For me, a true “travel blog” has to have the aim of making money. Almost every page should be in the format of (The Perfect) Itinerary for X days in Y. The pages should be chock full of ads and affiliate links. In contrast, I aim to provide neither good advice nor helpful information. ↩︎
If you don’t believe me, look at any random street photos by someone like Craig Mod (e.g., here), who is using camera equipment ballpark $5k or $10k. Then, go and take similarly simple / atmospheric photos of your own with your phone. Compare them on a monitor. You have no chance. Your phone sensor does not capture enough light, and your aperture is too small. Relatedly, this is why it is dangerous to look at blogs of people with good cameras. It will convince you you need to buy an expensive camera. God help my wallet, this may have already happened to me. ↩︎
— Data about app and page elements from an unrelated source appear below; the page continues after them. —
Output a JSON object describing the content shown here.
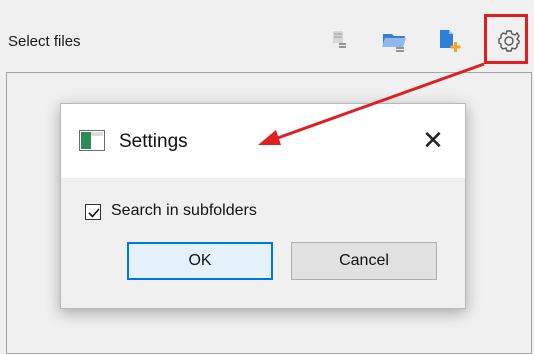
{
  "panel": {
    "title": "Select files",
    "toolbar": {
      "buttons": [
        {
          "icon": "list-file-icon"
        },
        {
          "icon": "folder-list-icon"
        },
        {
          "icon": "add-file-icon"
        },
        {
          "icon": "gear-icon"
        }
      ]
    }
  },
  "dialog": {
    "title": "Settings",
    "close_glyph": "✕",
    "checkbox": {
      "label": "Search in subfolders",
      "checked": true
    },
    "ok_label": "OK",
    "cancel_label": "Cancel"
  },
  "colors": {
    "annotation_red": "#e02020",
    "ok_border": "#0078d7",
    "icon_blue": "#2f7ed8",
    "icon_orange": "#f5a623"
  }
}
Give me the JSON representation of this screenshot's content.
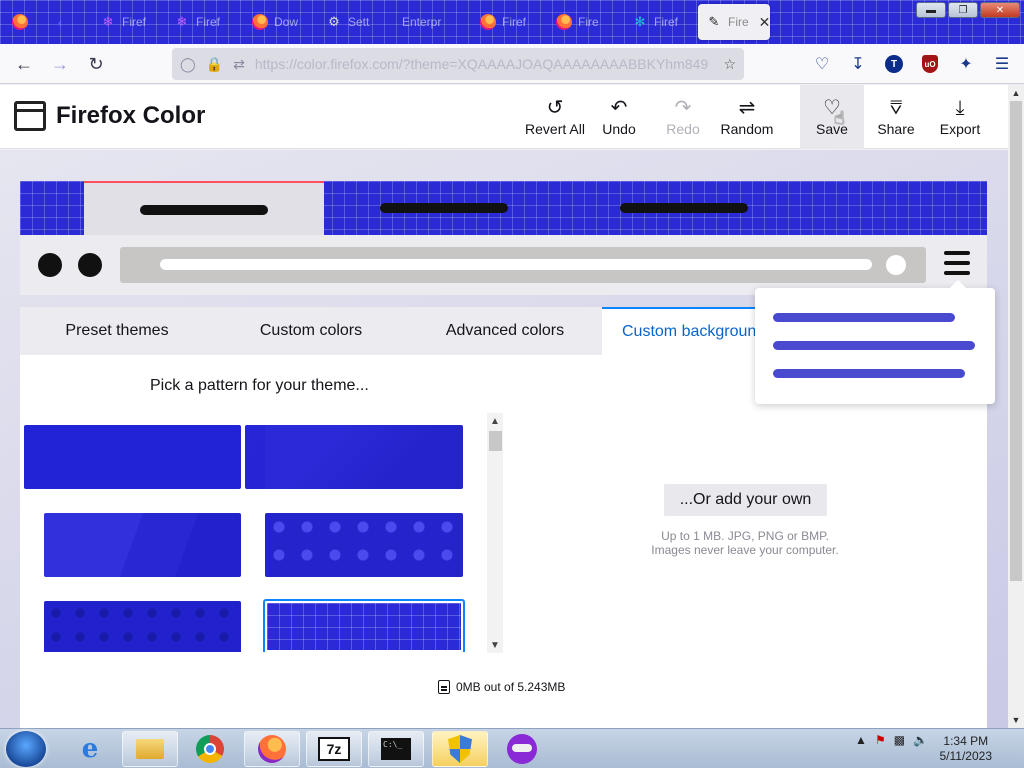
{
  "browser": {
    "tabs": [
      {
        "icon": "firefox-icon",
        "label": ""
      },
      {
        "icon": "tab-placeholder-icon",
        "label": ""
      },
      {
        "icon": "snowflake-icon",
        "label": "Firef"
      },
      {
        "icon": "snowflake-icon",
        "label": "Firef"
      },
      {
        "icon": "firefox-icon",
        "label": "Dow"
      },
      {
        "icon": "gear-icon",
        "label": "Sett"
      },
      {
        "icon": "none",
        "label": "Enterpr"
      },
      {
        "icon": "firefox-icon",
        "label": "Firef"
      },
      {
        "icon": "firefox-icon",
        "label": "Fire"
      },
      {
        "icon": "puzzle-icon",
        "label": "Firef"
      },
      {
        "icon": "firefox-color-icon",
        "label": "Fire"
      }
    ],
    "url": "https://color.firefox.com/?theme=XQAAAAJOAQAAAAAAAABBKYhm849"
  },
  "app": {
    "title": "Firefox Color",
    "toolbar": {
      "revert_all": "Revert All",
      "undo": "Undo",
      "redo": "Redo",
      "random": "Random",
      "save": "Save",
      "share": "Share",
      "export": "Export"
    },
    "editor_tabs": [
      "Preset themes",
      "Custom colors",
      "Advanced colors",
      "Custom backgrounds"
    ],
    "pick_title": "Pick a pattern for your theme...",
    "add_own": "...Or add your own",
    "help_line1": "Up to 1 MB. JPG, PNG or BMP.",
    "help_line2": "Images never leave your computer.",
    "storage": "0MB out of 5.243MB"
  },
  "colors": {
    "accent": "#2a2ad6",
    "tab_indicator": "#ff5060",
    "link_blue": "#0a64c8"
  },
  "taskbar": {
    "items": [
      "explorer-icon",
      "ie-icon",
      "chrome-icon",
      "firefox-icon",
      "7zip-icon",
      "cmd-icon",
      "shield-icon",
      "mask-icon"
    ],
    "time": "1:34 PM",
    "date": "5/11/2023"
  }
}
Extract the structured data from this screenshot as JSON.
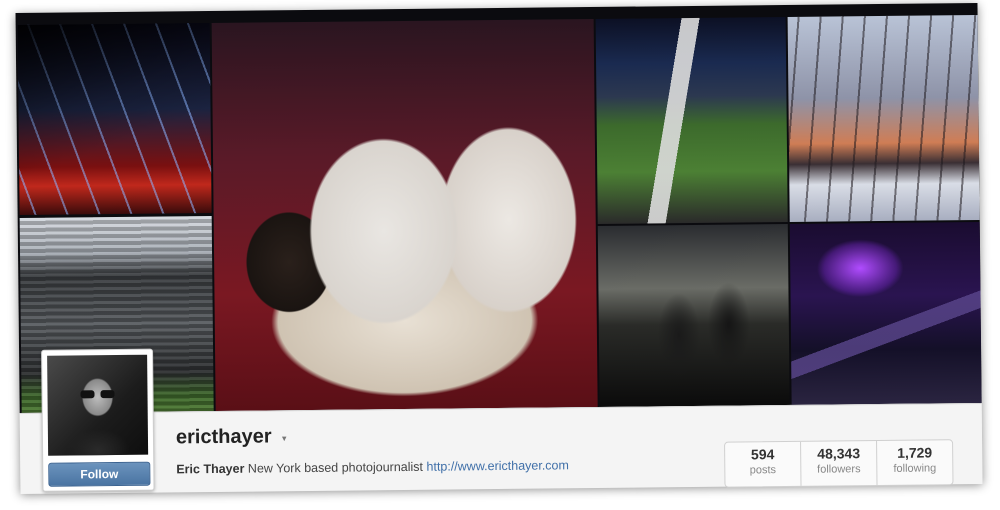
{
  "profile": {
    "username": "ericthayer",
    "full_name": "Eric Thayer",
    "bio_text": "New York based photojournalist",
    "website": "http://www.ericthayer.com",
    "follow_label": "Follow",
    "menu_caret": "▾"
  },
  "stats": [
    {
      "value": "594",
      "label": "posts"
    },
    {
      "value": "48,343",
      "label": "followers"
    },
    {
      "value": "1,729",
      "label": "following"
    }
  ],
  "cover_photos": [
    {
      "subject": "stadium-light-show"
    },
    {
      "subject": "french-bulldogs-in-bed"
    },
    {
      "subject": "football-field"
    },
    {
      "subject": "bare-trees-snow-sunset"
    },
    {
      "subject": "stadium-wide-view"
    },
    {
      "subject": "silhouetted-crowd"
    },
    {
      "subject": "runway-model-purple-lights"
    }
  ],
  "colors": {
    "follow_button": "#4a74a2",
    "link": "#3f6fa8"
  }
}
When researching Dalat, I used the travel blog Wander Lush (e.g., here’s her Dalat entry). Aside from a handful of things being out-of-date and hence (a) double the price or (b) unavailable—which is inevitable for anyone lower budget than Rick Steves—it was generally quite helpful and inspirational. With that said, it totally succumbs to the beautifying / mystifying / idealizing I wrote about above. ↩︎
I’ve been addicted to this term (OMTAs) since I accidentally coined it in the Seoul post. Is it annoying you? Let me know in the comments! Oops just kidding, I deleted the comments because nobody used them so it was embarrassing. ↩︎
Ignore the whole colonialism part and focus on the architecture part. ↩︎
Except maybe the stray dog over there. Are you French? Bonjour, pooch? ↩︎
Don’t have the bandwidth right now to read about Cao Dai on Wikipedia and splat out some pithy essence for you. If you’re interested, give them a Google. I’ve heard it’s a trip. ↩︎
The trains were one of those “we run at these times, but only if it’s full, or else we’ll wait” kind of situations, making any day scheduling a bit tenuous. ↩︎
The other surreal thing about the train station is that every single vendor there, without exception, was blasting American Christmas music. Keep in mind, this is mid-November, which is early even by USA standards. I couldn’t quite grasp it. The best I could describe is it seemed like it was trying to give everything a festive vacation kind of mood. I guess it worked? ↩︎
Insert we’re taking the train, so we shouldn’t have to pay this particular fee hand gestures. Boy I’m going to slay at charades after this. ↩︎
One takeaway is that bathrooms have improved a lot in a short amount of time. E.g., most hotel bathrooms are better than this king’s one. ↩︎
Even if sneering isn’t intended, writing is finicky, and it could come off that way. ↩︎